## YOUR ASSIGNMENT
Apart from the images, the records below need to be copied exactly.

App and web page records:
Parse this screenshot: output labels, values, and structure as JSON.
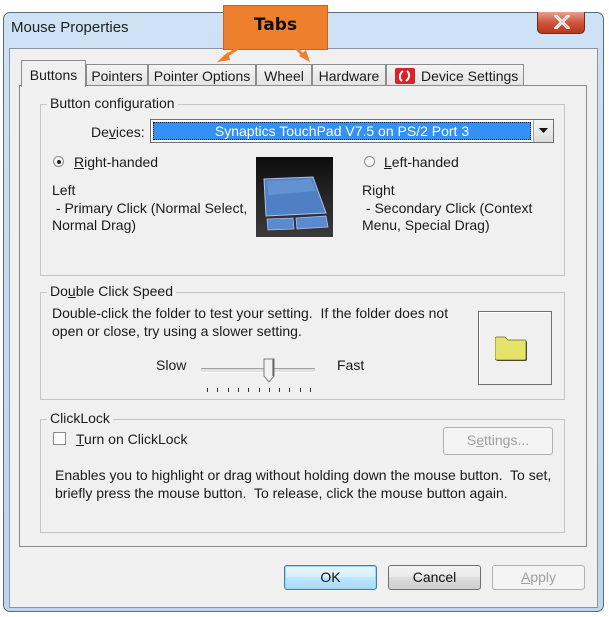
{
  "window": {
    "title": "Mouse Properties",
    "close_icon": "close-x-icon"
  },
  "annotation": {
    "label": "Tabs",
    "color": "#ee7f2d"
  },
  "tabs": [
    {
      "label": "Buttons",
      "active": true
    },
    {
      "label": "Pointers",
      "active": false
    },
    {
      "label": "Pointer Options",
      "active": false
    },
    {
      "label": "Wheel",
      "active": false
    },
    {
      "label": "Hardware",
      "active": false
    },
    {
      "label": "Device Settings",
      "active": false,
      "icon": "synaptics-icon"
    }
  ],
  "button_configuration": {
    "legend": "Button configuration",
    "devices_label_pre": "De",
    "devices_label_u": "v",
    "devices_label_post": "ices:",
    "device_selected": "Synaptics TouchPad V7.5 on PS/2 Port 3",
    "right_handed": {
      "label_u": "R",
      "label_rest": "ight-handed",
      "checked": true
    },
    "left_handed": {
      "label_u": "L",
      "label_rest": "eft-handed",
      "checked": false
    },
    "left_desc": [
      "Left",
      " - Primary Click (Normal Select,",
      "Normal Drag)"
    ],
    "right_desc": [
      "Right",
      " - Secondary Click (Context",
      "Menu, Special Drag)"
    ],
    "image": "touchpad-image"
  },
  "double_click_speed": {
    "legend_pre": "Do",
    "legend_u": "u",
    "legend_post": "ble Click Speed",
    "description": [
      "Double-click the folder to test your setting.  If the folder does not",
      "open or close, try using a slower setting."
    ],
    "slow_label": "Slow",
    "fast_label": "Fast",
    "slider_ticks": 11,
    "slider_value_index": 6,
    "folder_icon": "folder-icon"
  },
  "clicklock": {
    "legend": "ClickLock",
    "checkbox_u": "T",
    "checkbox_rest": "urn on ClickLock",
    "checked": false,
    "settings_pre": "S",
    "settings_u": "e",
    "settings_post": "ttings...",
    "description": [
      "Enables you to highlight or drag without holding down the mouse button.  To set,",
      "briefly press the mouse button.  To release, click the mouse button again."
    ]
  },
  "footer": {
    "ok": "OK",
    "cancel": "Cancel",
    "apply_u": "A",
    "apply_rest": "pply"
  }
}
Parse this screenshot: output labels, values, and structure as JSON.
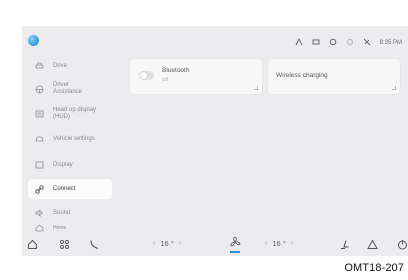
{
  "status_bar": {
    "icons": [
      "profile-icon",
      "eye-icon",
      "media-icon",
      "circle-icon",
      "settings-icon",
      "no-signal-icon"
    ],
    "time": "8:35 PM"
  },
  "sidebar": {
    "items": [
      {
        "label": "Drive",
        "icon": "car-icon"
      },
      {
        "label": "Driver Assistance",
        "icon": "steering-icon"
      },
      {
        "label": "Head up display (HUD)",
        "icon": "hud-icon"
      },
      {
        "label": "Vehicle settings",
        "icon": "vehicle-icon"
      },
      {
        "label": "Display",
        "icon": "display-icon"
      },
      {
        "label": "Connect",
        "icon": "link-icon",
        "selected": true
      },
      {
        "label": "Sound",
        "icon": "speaker-icon"
      },
      {
        "label": "Home",
        "icon": "home-icon"
      }
    ]
  },
  "cards": {
    "bluetooth": {
      "title": "Bluetooth",
      "status": "Off",
      "toggle_on": false
    },
    "wireless_charging": {
      "title": "Wireless charging"
    }
  },
  "dock": {
    "left_temp": "16 °",
    "right_temp": "16 °",
    "chev_left": "‹",
    "chev_right": "›",
    "icons": [
      "home-icon",
      "apps-icon",
      "phone-icon",
      "fan-icon",
      "seat-icon",
      "warning-icon",
      "power-icon"
    ]
  },
  "caption": "OMT18-207",
  "colors": {
    "accent": "#2f8fde",
    "screen_bg": "#ececee",
    "card_bg": "#f7f7f8"
  }
}
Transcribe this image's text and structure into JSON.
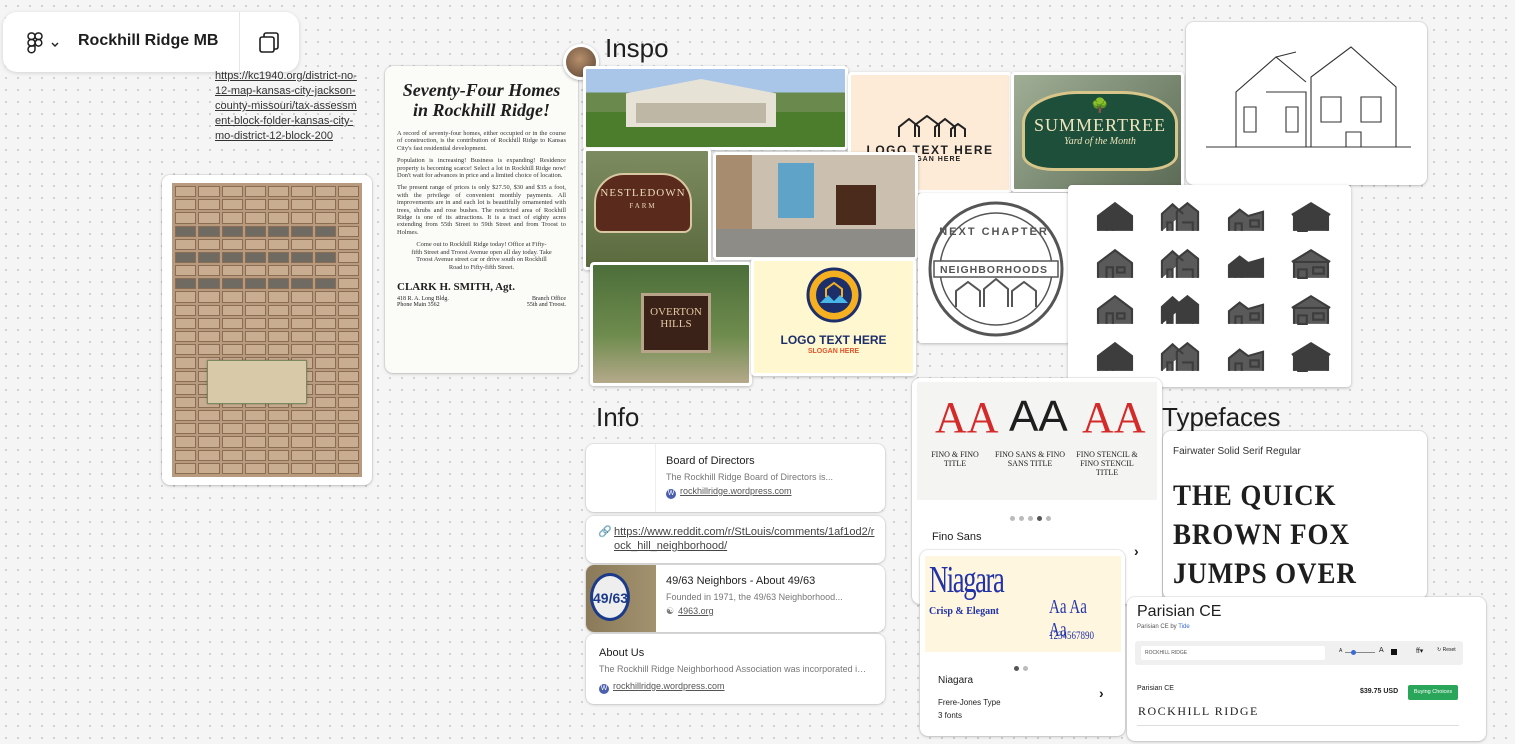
{
  "toolbar": {
    "file_title": "Rockhill Ridge MB",
    "figma_icon": "figma-logo-icon",
    "menu_icon": "chevron-down-icon",
    "pages_icon": "pages-icon"
  },
  "top_link": "https://kc1940.org/district-no-12-map-kansas-city-jackson-county-missouri/tax-assessment-block-folder-kansas-city-mo-district-12-block-200",
  "sections": {
    "inspo": "Inspo",
    "info": "Info",
    "typefaces": "Typefaces"
  },
  "newspaper": {
    "title": "Seventy-Four Homes in Rockhill Ridge!",
    "body1": "A record of seventy-four homes, either occupied or in the course of construction, is the contribution of Rockhill Ridge to Kansas City's fast residential development.",
    "body2": "Population is increasing! Business is expanding! Residence property is becoming scarce! Select a lot in Rockhill Ridge now! Don't wait for advances in price and a limited choice of location.",
    "body3": "The present range of prices is only $27.50, $30 and $35 a foot, with the privilege of convenient monthly payments. All improvements are in and each lot is beautifully ornamented with trees, shrubs and rose bushes. The restricted area of Rockhill Ridge is one of its attractions. It is a tract of eighty acres extending from 55th Street to 59th Street and from Troost to Holmes.",
    "body4": "Come out to Rockhill Ridge today! Office at Fifty-fifth Street and Troost Avenue open all day today. Take Troost Avenue street car or drive south on Rockhill Road to Fifty-fifth Street.",
    "signature": "CLARK H. SMITH, Agt.",
    "addr_left": "418 R. A. Long Bldg.\nPhone Main 3562",
    "addr_right": "Branch Office\n55th and Troost."
  },
  "inspo_images": {
    "logo1_text": "LOGO TEXT HERE",
    "logo1_sub": "SLOGAN HERE",
    "summertree_1": "SUMMERTREE",
    "summertree_2": "Yard of the Month",
    "nestledown_1": "NESTLEDOWN",
    "nestledown_2": "FARM",
    "next_chapter_1": "NEXT CHAPTER",
    "next_chapter_2": "NEIGHBORHOODS",
    "overton_1": "OVERTON",
    "overton_2": "HILLS",
    "logo2_text": "LOGO TEXT HERE",
    "logo2_sub": "SLOGAN HERE"
  },
  "info": [
    {
      "title": "Board of Directors",
      "desc": "The Rockhill Ridge Board of Directors is...",
      "link": "rockhillridge.wordpress.com"
    },
    {
      "url": "https://www.reddit.com/r/StLouis/comments/1af1od2/rock_hill_neighborhood/"
    },
    {
      "title": "49/63 Neighbors - About 49/63",
      "desc": "Founded in 1971, the 49/63 Neighborhood...",
      "link": "4963.org",
      "thumb": "49/63"
    },
    {
      "title": "About Us",
      "desc": "The Rockhill Ridge Neighborhood Association was incorporated in 1...",
      "link": "rockhillridge.wordpress.com"
    }
  ],
  "fino": {
    "labels": [
      "FINO & FINO TITLE",
      "FINO SANS & FINO SANS TITLE",
      "FINO STENCIL & FINO STENCIL TITLE"
    ],
    "name": "Fino Sans",
    "glyph": "AA"
  },
  "niagara": {
    "word": "Niagara",
    "tagline": "Crisp & Elegant",
    "samples": "Aa Aa Aa",
    "digits": "1234567890",
    "name": "Niagara",
    "foundry": "Frere-Jones Type",
    "count": "3 fonts"
  },
  "fairwater": {
    "name": "Fairwater Solid Serif Regular",
    "sample": "THE QUICK BROWN FOX JUMPS OVER"
  },
  "parisian": {
    "title": "Parisian CE",
    "by_label": "Parisian CE by",
    "foundry": "Tide",
    "input_value": "ROCKHILL RIDGE",
    "size_small": "A",
    "size_large": "A",
    "reset": "Reset",
    "font_name": "Parisian CE",
    "price": "$39.75 USD",
    "buy": "Buying Choices",
    "preview": "ROCKHILL RIDGE"
  },
  "colors": {
    "buy_green": "#2aa65a",
    "niagara_blue": "#2233a8",
    "fino_red": "#d42a2a"
  }
}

## EXERCISE ANSWER
Parse this screenshot: output labels, values, and structure as JSON.
{
  "window": {
    "title": "Mouse Properties",
    "close_icon": "close-x-icon"
  },
  "annotation": {
    "label": "Tabs",
    "color": "#ee7f2d"
  },
  "tabs": [
    {
      "label": "Buttons",
      "active": true
    },
    {
      "label": "Pointers",
      "active": false
    },
    {
      "label": "Pointer Options",
      "active": false
    },
    {
      "label": "Wheel",
      "active": false
    },
    {
      "label": "Hardware",
      "active": false
    },
    {
      "label": "Device Settings",
      "active": false,
      "icon": "synaptics-icon"
    }
  ],
  "button_configuration": {
    "legend": "Button configuration",
    "devices_label_pre": "De",
    "devices_label_u": "v",
    "devices_label_post": "ices:",
    "device_selected": "Synaptics TouchPad V7.5 on PS/2 Port 3",
    "right_handed": {
      "label_u": "R",
      "label_rest": "ight-handed",
      "checked": true
    },
    "left_handed": {
      "label_u": "L",
      "label_rest": "eft-handed",
      "checked": false
    },
    "left_desc": [
      "Left",
      " - Primary Click (Normal Select,",
      "Normal Drag)"
    ],
    "right_desc": [
      "Right",
      " - Secondary Click (Context",
      "Menu, Special Drag)"
    ],
    "image": "touchpad-image"
  },
  "double_click_speed": {
    "legend_pre": "Do",
    "legend_u": "u",
    "legend_post": "ble Click Speed",
    "description": [
      "Double-click the folder to test your setting.  If the folder does not",
      "open or close, try using a slower setting."
    ],
    "slow_label": "Slow",
    "fast_label": "Fast",
    "slider_ticks": 11,
    "slider_value_index": 6,
    "folder_icon": "folder-icon"
  },
  "clicklock": {
    "legend": "ClickLock",
    "checkbox_u": "T",
    "checkbox_rest": "urn on ClickLock",
    "checked": false,
    "settings_pre": "S",
    "settings_u": "e",
    "settings_post": "ttings...",
    "description": [
      "Enables you to highlight or drag without holding down the mouse button.  To set,",
      "briefly press the mouse button.  To release, click the mouse button again."
    ]
  },
  "footer": {
    "ok": "OK",
    "cancel": "Cancel",
    "apply_u": "A",
    "apply_rest": "pply"
  }
}
Parse this screenshot: output labels, values, and structure as JSON.
{
  "status_bar": {
    "icons": [
      "profile-icon",
      "eye-icon",
      "media-icon",
      "circle-icon",
      "settings-icon",
      "no-signal-icon"
    ],
    "time": "8:35 PM"
  },
  "sidebar": {
    "items": [
      {
        "label": "Drive",
        "icon": "car-icon"
      },
      {
        "label": "Driver Assistance",
        "icon": "steering-icon"
      },
      {
        "label": "Head up display (HUD)",
        "icon": "hud-icon"
      },
      {
        "label": "Vehicle settings",
        "icon": "vehicle-icon"
      },
      {
        "label": "Display",
        "icon": "display-icon"
      },
      {
        "label": "Connect",
        "icon": "link-icon",
        "selected": true
      },
      {
        "label": "Sound",
        "icon": "speaker-icon"
      },
      {
        "label": "Home",
        "icon": "home-icon"
      }
    ]
  },
  "cards": {
    "bluetooth": {
      "title": "Bluetooth",
      "status": "Off",
      "toggle_on": false
    },
    "wireless_charging": {
      "title": "Wireless charging"
    }
  },
  "dock": {
    "left_temp": "16 °",
    "right_temp": "16 °",
    "chev_left": "‹",
    "chev_right": "›",
    "icons": [
      "home-icon",
      "apps-icon",
      "phone-icon",
      "fan-icon",
      "seat-icon",
      "warning-icon",
      "power-icon"
    ]
  },
  "caption": "OMT18-207",
  "colors": {
    "accent": "#2f8fde",
    "screen_bg": "#ececee",
    "card_bg": "#f7f7f8"
  }
}
Transcribe this image's text and structure into JSON.
{
  "toolbar": {
    "file_title": "Rockhill Ridge MB",
    "figma_icon": "figma-logo-icon",
    "menu_icon": "chevron-down-icon",
    "pages_icon": "pages-icon"
  },
  "top_link": "https://kc1940.org/district-no-12-map-kansas-city-jackson-county-missouri/tax-assessment-block-folder-kansas-city-mo-district-12-block-200",
  "sections": {
    "inspo": "Inspo",
    "info": "Info",
    "typefaces": "Typefaces"
  },
  "newspaper": {
    "title": "Seventy-Four Homes in Rockhill Ridge!",
    "body1": "A record of seventy-four homes, either occupied or in the course of construction, is the contribution of Rockhill Ridge to Kansas City's fast residential development.",
    "body2": "Population is increasing! Business is expanding! Residence property is becoming scarce! Select a lot in Rockhill Ridge now! Don't wait for advances in price and a limited choice of location.",
    "body3": "The present range of prices is only $27.50, $30 and $35 a foot, with the privilege of convenient monthly payments. All improvements are in and each lot is beautifully ornamented with trees, shrubs and rose bushes. The restricted area of Rockhill Ridge is one of its attractions. It is a tract of eighty acres extending from 55th Street to 59th Street and from Troost to Holmes.",
    "body4": "Come out to Rockhill Ridge today! Office at Fifty-fifth Street and Troost Avenue open all day today. Take Troost Avenue street car or drive south on Rockhill Road to Fifty-fifth Street.",
    "signature": "CLARK H. SMITH, Agt.",
    "addr_left": "418 R. A. Long Bldg.\nPhone Main 3562",
    "addr_right": "Branch Office\n55th and Troost."
  },
  "inspo_images": {
    "logo1_text": "LOGO TEXT HERE",
    "logo1_sub": "SLOGAN HERE",
    "summertree_1": "SUMMERTREE",
    "summertree_2": "Yard of the Month",
    "nestledown_1": "NESTLEDOWN",
    "nestledown_2": "FARM",
    "next_chapter_1": "NEXT CHAPTER",
    "next_chapter_2": "NEIGHBORHOODS",
    "overton_1": "OVERTON",
    "overton_2": "HILLS",
    "logo2_text": "LOGO TEXT HERE",
    "logo2_sub": "SLOGAN HERE"
  },
  "info": [
    {
      "title": "Board of Directors",
      "desc": "The Rockhill Ridge Board of Directors is...",
      "link": "rockhillridge.wordpress.com"
    },
    {
      "url": "https://www.reddit.com/r/StLouis/comments/1af1od2/rock_hill_neighborhood/"
    },
    {
      "title": "49/63 Neighbors - About 49/63",
      "desc": "Founded in 1971, the 49/63 Neighborhood...",
      "link": "4963.org",
      "thumb": "49/63"
    },
    {
      "title": "About Us",
      "desc": "The Rockhill Ridge Neighborhood Association was incorporated in 1...",
      "link": "rockhillridge.wordpress.com"
    }
  ],
  "fino": {
    "labels": [
      "FINO & FINO TITLE",
      "FINO SANS & FINO SANS TITLE",
      "FINO STENCIL & FINO STENCIL TITLE"
    ],
    "name": "Fino Sans",
    "glyph": "AA"
  },
  "niagara": {
    "word": "Niagara",
    "tagline": "Crisp & Elegant",
    "samples": "Aa Aa Aa",
    "digits": "1234567890",
    "name": "Niagara",
    "foundry": "Frere-Jones Type",
    "count": "3 fonts"
  },
  "fairwater": {
    "name": "Fairwater Solid Serif Regular",
    "sample": "THE QUICK BROWN FOX JUMPS OVER"
  },
  "parisian": {
    "title": "Parisian CE",
    "by_label": "Parisian CE by",
    "foundry": "Tide",
    "input_value": "ROCKHILL RIDGE",
    "size_small": "A",
    "size_large": "A",
    "reset": "Reset",
    "font_name": "Parisian CE",
    "price": "$39.75 USD",
    "buy": "Buying Choices",
    "preview": "ROCKHILL RIDGE"
  },
  "colors": {
    "buy_green": "#2aa65a",
    "niagara_blue": "#2233a8",
    "fino_red": "#d42a2a"
  }
}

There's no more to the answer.